Or, maybe, Carlson's claim is nonsense. Maybe it's not that the position of health-care professionals is not “you don’t need to know the rate of injury,” it's that “these numbers by themselves don't actual tell us the rate of injury.” Maybe the issue isn't that they're trying to hide the ball; maybe it's that they object to a guy eternally trying to keep his viewers on the verge of taking to the streets with pitchforks from casually misrepresenting data to keep his Nielsen ratings up.

In a sense, it's been useful to have Carlson misinterpret bad data because it reveals how he approaches his job. It's a direct example of how he cherry-picks information to make a point centered on tearing down his perceived opponents and agitating his audience.

We can point to other examples, like his embrace of the “replacement theory” of immigration that's popular among white nationalists. Carlson has argued that Democrats embrace new immigrants to replace White Americans because they will otherwise lose elections. This is a particularly gross bit of nativism, but it's also dumb. Democrats control the House (having earned nearly 5 million more votes in House races nationally in 2020), the Senate (despite the extent to which the chamber is weighted in favor of rural Republican states) and the White House (with Biden beating Trump by 7 million votes last year). If Democrats are doomed to losing elections, no one told the voters.

Carlson also amplified Trump's claims that the 2020 election was stolen in the days after Biden was declared the winner. At one point, he elevated claims touted by Trump's campaign that certain dead people had voted in Atlanta. When those voters turned up very much alive in a local television interview, Carlson was forced to sheepishly admit his mistake. But, he added after his apology, “a whole bunch of dead people did vote” — which is also not true.

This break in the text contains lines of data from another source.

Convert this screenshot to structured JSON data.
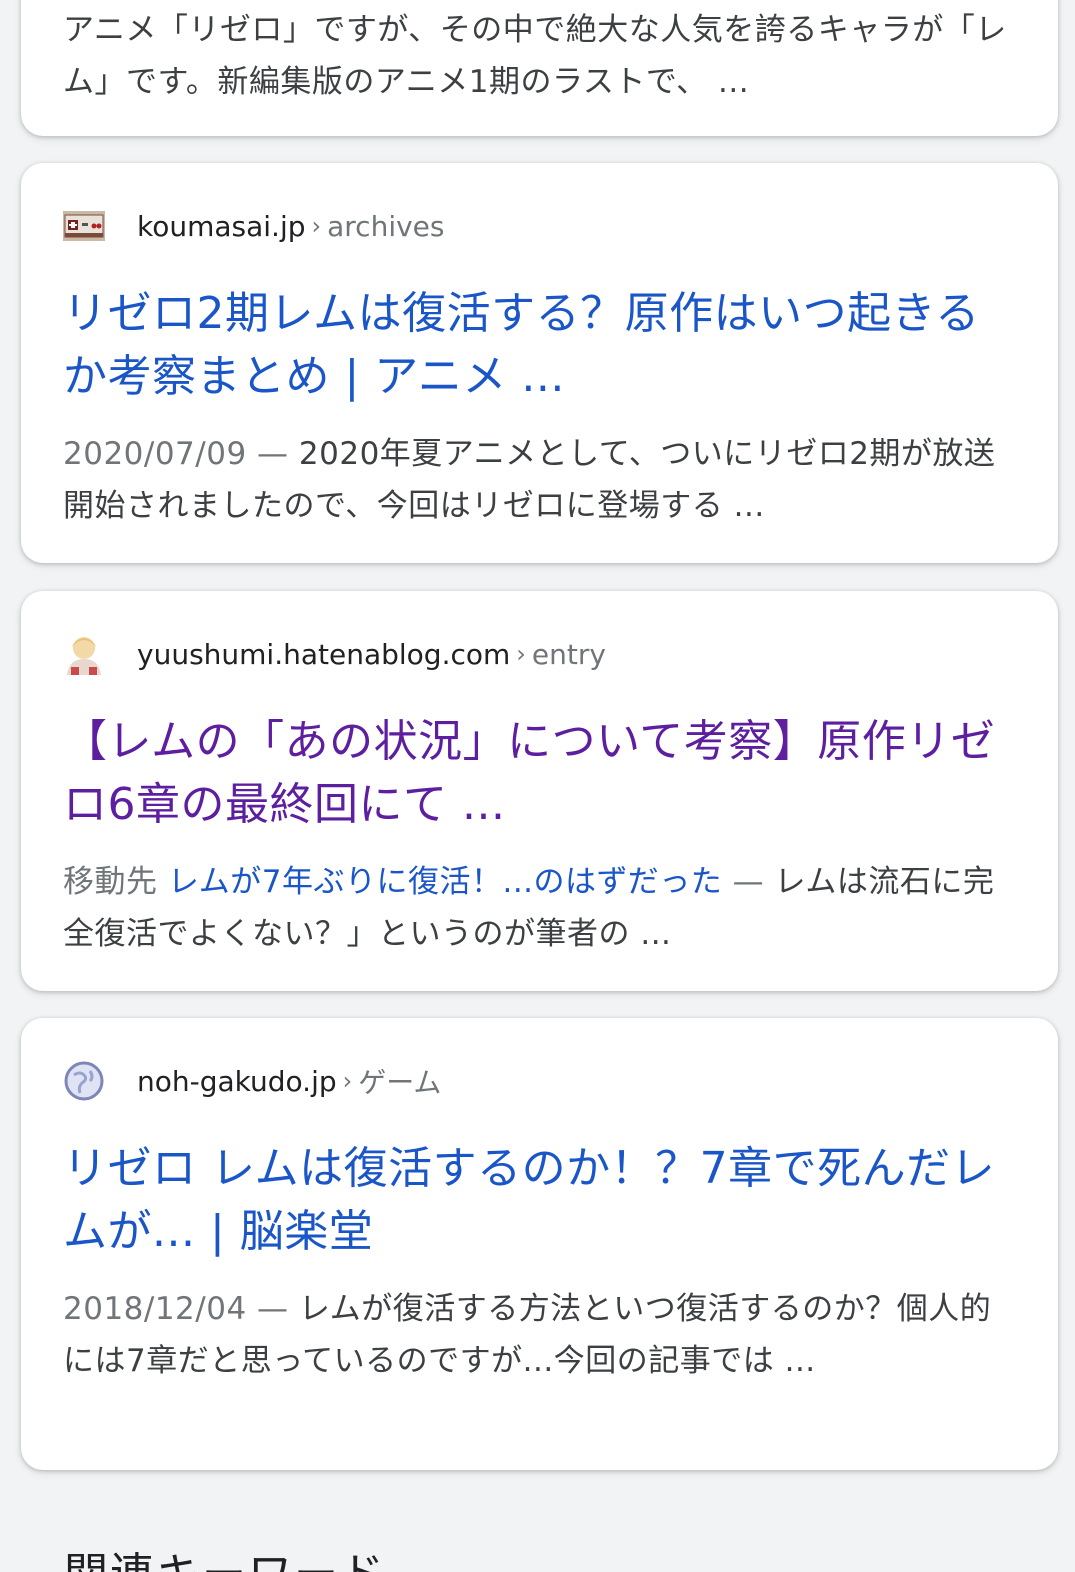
{
  "results": [
    {
      "snippet_text": "アニメ「リゼロ」ですが、その中で絶大な人気を誇るキャラが「レム」です。新編集版のアニメ1期のラストで、 ..."
    },
    {
      "favicon": "game-controller-icon",
      "domain": "koumasai.jp",
      "separator": "›",
      "path": "archives",
      "title": "リゼロ2期レムは復活する？原作はいつ起きるか考察まとめ | アニメ ...",
      "date": "2020/07/09",
      "dash": "—",
      "snippet": "2020年夏アニメとして、ついにリゼロ2期が放送開始されましたので、今回はリゼロに登場する ..."
    },
    {
      "favicon": "avatar-icon",
      "domain": "yuushumi.hatenablog.com",
      "separator": "›",
      "path": "entry",
      "title": "【レムの「あの状況」について考察】原作リゼロ6章の最終回にて ...",
      "jump_prefix": "移動先",
      "jump_link": "レムが7年ぶりに復活！...のはずだった",
      "dash": "—",
      "snippet": "レムは流石に完全復活でよくない？」というのが筆者の ..."
    },
    {
      "favicon": "globe-icon",
      "domain": "noh-gakudo.jp",
      "separator": "›",
      "path": "ゲーム",
      "title": "リゼロ レムは復活するのか！？7章で死んだレムが... | 脳楽堂",
      "date": "2018/12/04",
      "dash": "—",
      "snippet": "レムが復活する方法といつ復活するのか？個人的には7章だと思っているのですが...今回の記事では ..."
    }
  ],
  "related_heading": "関連キーワード",
  "colors": {
    "link": "#1a56c8",
    "visited": "#5e1ea0",
    "text": "#3c4043",
    "meta": "#70757a",
    "background": "#f1f3f4"
  }
}
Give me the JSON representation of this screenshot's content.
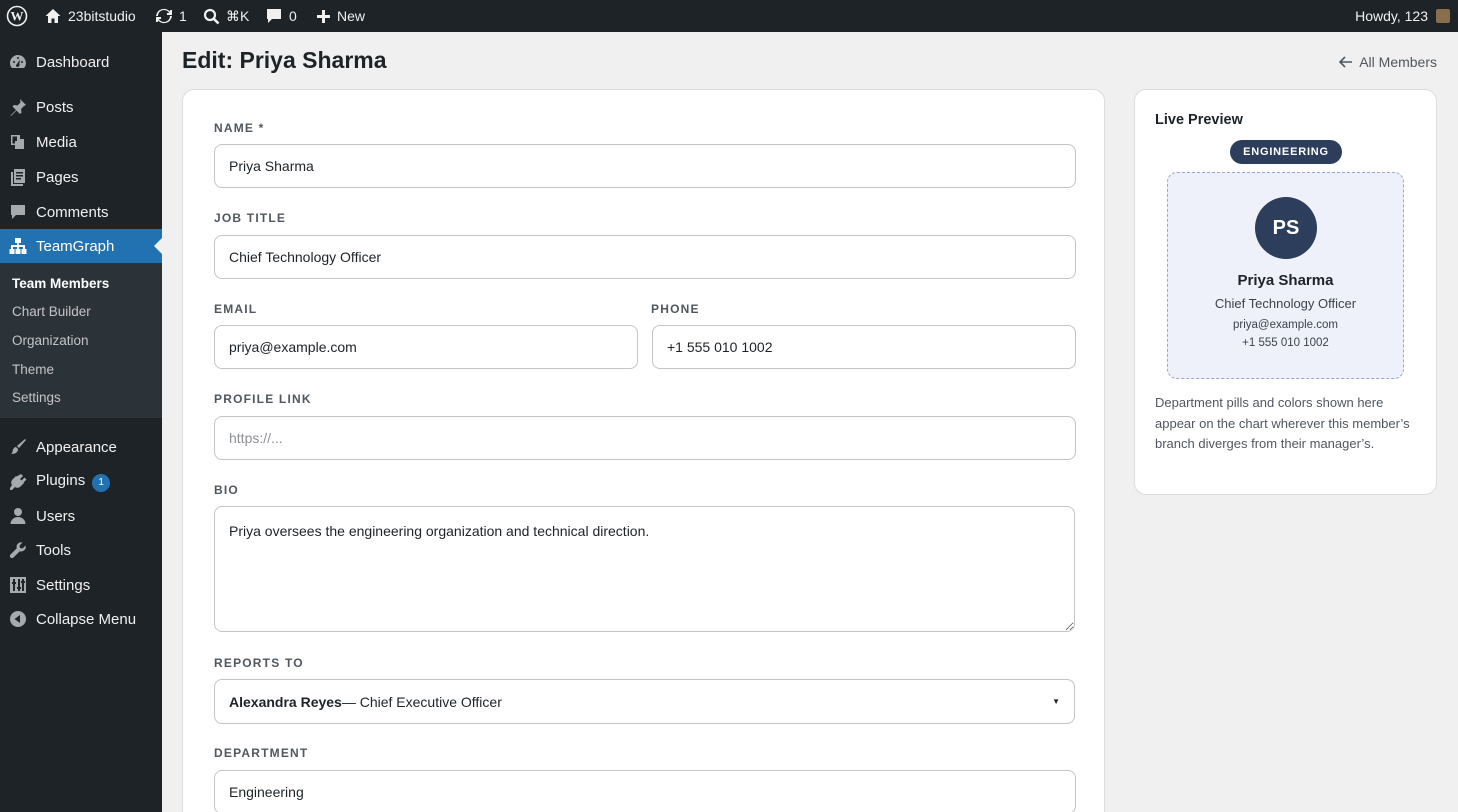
{
  "admin_bar": {
    "site_name": "23bitstudio",
    "updates_count": "1",
    "search_shortcut": "⌘K",
    "comments_count": "0",
    "new_label": "New",
    "howdy": "Howdy, 123"
  },
  "sidebar": {
    "items": [
      {
        "label": "Dashboard",
        "icon": "dashboard-icon"
      },
      {
        "label": "Posts",
        "icon": "pin-icon"
      },
      {
        "label": "Media",
        "icon": "media-icon"
      },
      {
        "label": "Pages",
        "icon": "pages-icon"
      },
      {
        "label": "Comments",
        "icon": "comment-icon"
      },
      {
        "label": "TeamGraph",
        "icon": "org-chart-icon"
      }
    ],
    "submenu": [
      "Team Members",
      "Chart Builder",
      "Organization",
      "Theme",
      "Settings"
    ],
    "items2": [
      {
        "label": "Appearance",
        "icon": "brush-icon"
      },
      {
        "label": "Plugins",
        "icon": "plugin-icon",
        "badge": "1"
      },
      {
        "label": "Users",
        "icon": "user-icon"
      },
      {
        "label": "Tools",
        "icon": "wrench-icon"
      },
      {
        "label": "Settings",
        "icon": "settings-icon"
      },
      {
        "label": "Collapse Menu",
        "icon": "collapse-icon"
      }
    ]
  },
  "page": {
    "title": "Edit: Priya Sharma",
    "back_link": "All Members"
  },
  "form": {
    "name_label": "NAME *",
    "name_value": "Priya Sharma",
    "job_title_label": "JOB TITLE",
    "job_title_value": "Chief Technology Officer",
    "email_label": "EMAIL",
    "email_value": "priya@example.com",
    "phone_label": "PHONE",
    "phone_value": "+1 555 010 1002",
    "profile_link_label": "PROFILE LINK",
    "profile_link_placeholder": "https://...",
    "bio_label": "BIO",
    "bio_value": "Priya oversees the engineering organization and technical direction.",
    "reports_to_label": "REPORTS TO",
    "reports_to_name": "Alexandra Reyes",
    "reports_to_title": " — Chief Executive Officer",
    "department_label": "DEPARTMENT",
    "department_value": "Engineering"
  },
  "preview": {
    "title": "Live Preview",
    "department_pill": "ENGINEERING",
    "initials": "PS",
    "name": "Priya Sharma",
    "job_title": "Chief Technology Officer",
    "email": "priya@example.com",
    "phone": "+1 555 010 1002",
    "note": "Department pills and colors shown here appear on the chart wherever this member’s branch diverges from their manager’s.",
    "accent_color": "#2c3e5c"
  },
  "colors": {
    "admin_bg": "#1d2327",
    "menu_current": "#2271b1"
  }
}
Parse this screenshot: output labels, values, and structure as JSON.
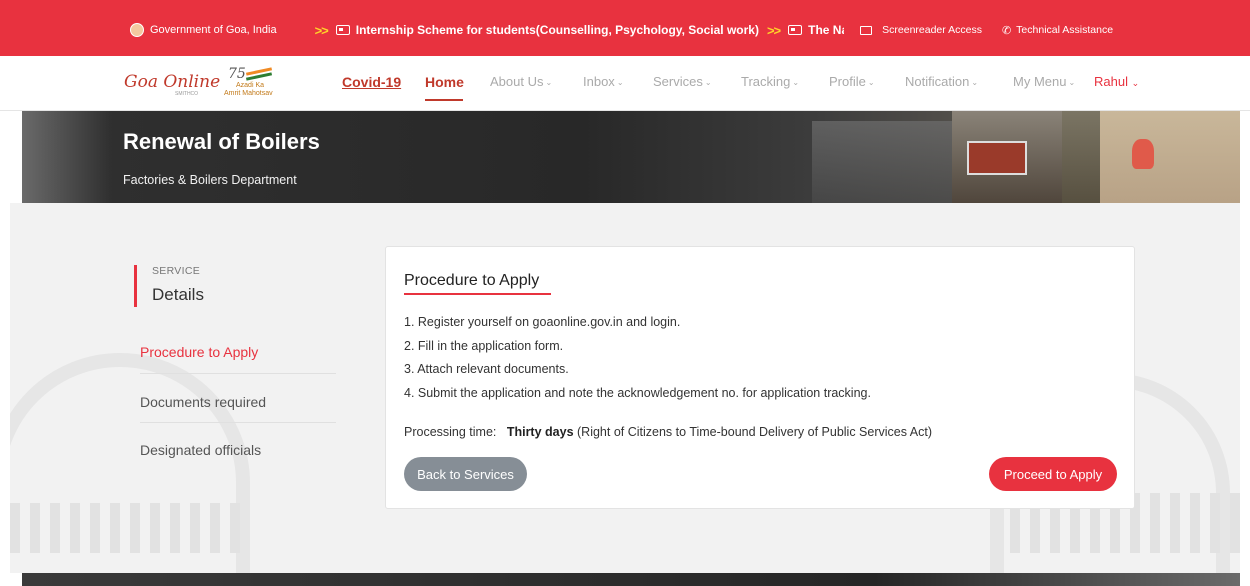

The pattern here is consistent. Carlson makes a visceral argument that he claims is centered on some demonstrable evidence, scoffing at the idea that he's doing anything other than giving it to his viewers straight. Implying that it is his opponents who are defying reality to carry out their destructive plans. After even slight scrutiny, those claims collapse, threatening to take Carlson's argument with them. But he just slices off the withered evidence and continues with the original claim as though it was still robust.

It remains unclear the extent to which Carlson is simply reflecting his own angry worldview and how much he's adopting that worldview to keep his audience engaged. The net effect is the same.

But the VAERS example, in particular, serves as a useful reminder that any claim from Carlson that is presented as being rooted in objective analysis is worth considering with a grain of salt. It’s possible — just possible! — that he’s cherry-picking to make a rhetorical point.

And to paraphrase Tucker Carlson, you are no longer at that point doing journalism. You’re doing something else entirely.